This blog is part of a monthly series highlighting the incredible efforts of advocates outside of the Family Promise community working to end homelessness.
For more than two decades, Amanda Andere has been on the frontlines fighting homelessness, both as an advocate for the unhoused and as a leader in seeking racial justice. Since 2016, Andere has led Funders Together to End Homelessness, a national network of philanthropy focused on housing justice and has recently worked to shape the organization’s new strategic framework toward an ethic of justice through action. Andere’s commitment to her work is inspired by a heart for social issues that focuses on reforming systemic inequalities with special attention on housing and racial justice.
“Our learning, unlearning, and commitment to liberation has led us to affirm while racial equity is an important step in addressing disparities, we will not transform, upend, or rebuild without leading with racial and housing justice at our core and knowing the difference between equity and justice is essential as we stitch a new garment rooted in liberation,” Andere said last year during her remarks at the 2022 National Conference on Ending Homelessness (“NCEH”).
“Justice requires urgent fundamental changes that reposition communities of color in relation to power and resources, which includes being able to challenge and shape the many institutions that determine a community’s conditions.”
As an activist for the unhoused, Andere has been a champion for housing first, believing access to safe and affordable housing creates the stability necessary for building success in every other facet of life. But as homelessness affects people of color at disproportionate rates, Andere says advocates must prioritize discussing racial equity when it comes to solving the housing crisis.

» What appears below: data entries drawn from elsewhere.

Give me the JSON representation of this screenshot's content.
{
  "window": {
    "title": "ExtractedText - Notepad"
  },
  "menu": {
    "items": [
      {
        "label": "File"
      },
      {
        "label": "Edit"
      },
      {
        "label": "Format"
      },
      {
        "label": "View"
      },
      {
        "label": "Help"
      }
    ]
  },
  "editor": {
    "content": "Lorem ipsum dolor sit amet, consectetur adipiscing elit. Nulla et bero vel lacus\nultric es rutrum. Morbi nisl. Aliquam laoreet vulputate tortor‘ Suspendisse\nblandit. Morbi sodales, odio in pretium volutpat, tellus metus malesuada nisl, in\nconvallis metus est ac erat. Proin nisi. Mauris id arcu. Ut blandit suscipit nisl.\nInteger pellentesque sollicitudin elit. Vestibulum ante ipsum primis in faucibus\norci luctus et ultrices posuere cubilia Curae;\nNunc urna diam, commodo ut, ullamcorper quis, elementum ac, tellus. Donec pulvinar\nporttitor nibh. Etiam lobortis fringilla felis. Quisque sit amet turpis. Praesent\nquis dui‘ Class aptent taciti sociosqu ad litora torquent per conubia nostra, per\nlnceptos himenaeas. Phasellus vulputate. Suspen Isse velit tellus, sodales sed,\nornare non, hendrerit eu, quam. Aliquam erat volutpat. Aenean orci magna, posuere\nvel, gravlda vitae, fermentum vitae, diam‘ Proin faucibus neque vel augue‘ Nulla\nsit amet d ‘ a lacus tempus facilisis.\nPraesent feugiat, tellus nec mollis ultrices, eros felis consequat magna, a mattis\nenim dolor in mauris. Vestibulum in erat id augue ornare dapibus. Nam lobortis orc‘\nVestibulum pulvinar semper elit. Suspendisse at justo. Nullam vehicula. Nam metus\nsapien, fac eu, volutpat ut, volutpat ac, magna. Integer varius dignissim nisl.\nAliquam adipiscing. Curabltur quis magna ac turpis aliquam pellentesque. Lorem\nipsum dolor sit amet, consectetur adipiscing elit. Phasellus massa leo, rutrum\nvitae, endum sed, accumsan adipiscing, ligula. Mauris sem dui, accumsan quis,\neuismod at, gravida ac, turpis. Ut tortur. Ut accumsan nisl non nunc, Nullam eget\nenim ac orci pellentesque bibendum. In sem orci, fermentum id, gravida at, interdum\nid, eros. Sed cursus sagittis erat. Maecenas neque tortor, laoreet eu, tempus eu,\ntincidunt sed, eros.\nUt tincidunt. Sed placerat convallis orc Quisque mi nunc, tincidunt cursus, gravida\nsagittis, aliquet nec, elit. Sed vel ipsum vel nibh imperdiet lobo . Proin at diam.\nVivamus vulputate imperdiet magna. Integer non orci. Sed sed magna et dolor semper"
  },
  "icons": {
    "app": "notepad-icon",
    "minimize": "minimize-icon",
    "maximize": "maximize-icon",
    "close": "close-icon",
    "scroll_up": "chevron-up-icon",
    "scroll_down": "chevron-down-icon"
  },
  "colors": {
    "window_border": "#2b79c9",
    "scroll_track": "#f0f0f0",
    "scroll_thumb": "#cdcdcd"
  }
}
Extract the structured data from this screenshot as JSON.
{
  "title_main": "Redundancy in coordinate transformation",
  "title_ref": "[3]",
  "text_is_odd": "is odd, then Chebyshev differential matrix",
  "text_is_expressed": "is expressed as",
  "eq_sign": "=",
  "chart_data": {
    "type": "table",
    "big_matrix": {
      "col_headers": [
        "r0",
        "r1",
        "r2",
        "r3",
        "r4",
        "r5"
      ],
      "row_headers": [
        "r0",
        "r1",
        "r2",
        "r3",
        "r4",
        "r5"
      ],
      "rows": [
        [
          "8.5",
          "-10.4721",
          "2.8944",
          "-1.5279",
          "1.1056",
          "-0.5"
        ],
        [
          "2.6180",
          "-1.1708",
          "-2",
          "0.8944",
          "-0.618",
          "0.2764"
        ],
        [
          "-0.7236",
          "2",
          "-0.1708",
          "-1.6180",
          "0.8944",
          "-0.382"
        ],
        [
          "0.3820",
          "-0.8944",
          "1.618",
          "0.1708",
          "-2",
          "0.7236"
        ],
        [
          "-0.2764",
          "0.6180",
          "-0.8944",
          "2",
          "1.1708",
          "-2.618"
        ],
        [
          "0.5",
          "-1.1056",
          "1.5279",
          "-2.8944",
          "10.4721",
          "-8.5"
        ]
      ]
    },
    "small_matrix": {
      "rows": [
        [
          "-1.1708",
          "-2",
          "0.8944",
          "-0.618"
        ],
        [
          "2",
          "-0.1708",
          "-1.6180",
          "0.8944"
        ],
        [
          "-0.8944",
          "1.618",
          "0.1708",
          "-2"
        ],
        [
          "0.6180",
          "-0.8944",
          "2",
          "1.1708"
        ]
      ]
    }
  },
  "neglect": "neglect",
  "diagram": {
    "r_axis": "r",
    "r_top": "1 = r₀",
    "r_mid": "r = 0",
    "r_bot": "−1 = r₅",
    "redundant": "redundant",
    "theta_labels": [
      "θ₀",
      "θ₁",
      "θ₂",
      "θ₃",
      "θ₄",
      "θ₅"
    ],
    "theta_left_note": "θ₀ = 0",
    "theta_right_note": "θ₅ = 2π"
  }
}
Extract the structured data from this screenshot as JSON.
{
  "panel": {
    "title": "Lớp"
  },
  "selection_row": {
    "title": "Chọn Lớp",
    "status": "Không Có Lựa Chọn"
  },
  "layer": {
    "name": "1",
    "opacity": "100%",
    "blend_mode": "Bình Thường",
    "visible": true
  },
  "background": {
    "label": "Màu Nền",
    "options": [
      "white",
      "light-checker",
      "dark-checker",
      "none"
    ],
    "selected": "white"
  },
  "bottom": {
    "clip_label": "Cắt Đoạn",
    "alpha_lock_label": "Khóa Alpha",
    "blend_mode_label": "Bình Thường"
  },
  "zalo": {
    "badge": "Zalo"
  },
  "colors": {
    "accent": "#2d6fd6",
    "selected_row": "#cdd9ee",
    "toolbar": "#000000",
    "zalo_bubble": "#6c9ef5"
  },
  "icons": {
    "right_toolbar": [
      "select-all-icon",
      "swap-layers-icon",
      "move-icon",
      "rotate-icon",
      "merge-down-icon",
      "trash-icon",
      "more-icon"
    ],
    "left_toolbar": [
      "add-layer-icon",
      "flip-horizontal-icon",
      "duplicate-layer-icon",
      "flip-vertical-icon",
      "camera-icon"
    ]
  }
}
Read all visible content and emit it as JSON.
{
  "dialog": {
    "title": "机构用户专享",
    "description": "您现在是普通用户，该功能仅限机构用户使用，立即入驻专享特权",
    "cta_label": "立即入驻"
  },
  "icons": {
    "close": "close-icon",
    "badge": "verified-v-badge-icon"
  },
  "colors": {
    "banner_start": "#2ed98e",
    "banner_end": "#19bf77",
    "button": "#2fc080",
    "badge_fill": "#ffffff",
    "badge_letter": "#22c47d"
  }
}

“Housing is a fundamental human right. Housing justice is a building block for racial justice and liberation,” Andere told last year’s NAEH conference attendees. “A just housing society offers the assurance of safe, secure, affordable, and dignified living conditions where people have power and agency over how and where they live.”
In addition to her position as CEO of Funders Together, Andere sits on the boards of several esteemed advocacy groups, including the United Philanthropy Forum, Equity in the Center, and the Washington Regional Association of Grantmakers. She has also served as CEO of Wider Opportunities for Women. She is a founding member of the National Racial Equity Working Group on Homelessness and Housing and National Coalition for Housing Justice, as well as part of the Leadership Council for the DC Partnership to End Homelessness. Formerly the board co-chair of A Way Home, a leader in the youth homelessness movement focusing on Black and Indigenous youth of color, as well as LGBTQ+ youth, Andere describes herself as a “co-conspirator” in the group’s work to end homelessness in young people under the guiding premise of racial equity.
Andere has also taught courses in nonprofit management as an adjunct professor at George Mason University. She serves as an ordained deacon at Martin Luther King Jr. Christian Church in Reston, VA and as volunteer advisor for the racial equity task force in Fairfax County. Renowned across the United States for her work, Andere is a regular feature at conferences and speaking engagements where she is often invited to deliver addresses to housing advocates and others dedicating their lives to ending homelessness and realizing social justice.
In 2021, Andere was the keynote speaker at Family Promise’s Virtual Innovation Summit, delivering remarks from an address titled, “Reform, Reimagine, or Transform.”
“Is justice about ending someone’s homelessness?” Andere posed to those at the Summit. “Or is justice about fundamentally changing the conditions that lead to the trauma of homelessness?”
Former Family Promise CEO Claas Ehlers described Andere as a “leader in our sector” with “a clear and strong voice about the inextricable connections between racism, inequity, and homelessness,” expressing his gratitude for the opportunity to learn from Andere’s ability to inspire, challenge, and provoke action.
The sum of Andere’s extensive body of work has informed her vision for ending homelessness and fighting for racial justice in a way that ultimately demands a change to the status quo from the top down.
“True justice and liberation cannot be achieved until we confront and hold accountable the way in which we operate,” Andere said. “Philanthropy–and all of us as gatekeepers to power and resources–needs to be dismantled, then reoriented and reimagined towards a more liberated way of resourcing communities.”
This article was written by Family Promise intern Andrew Rounds.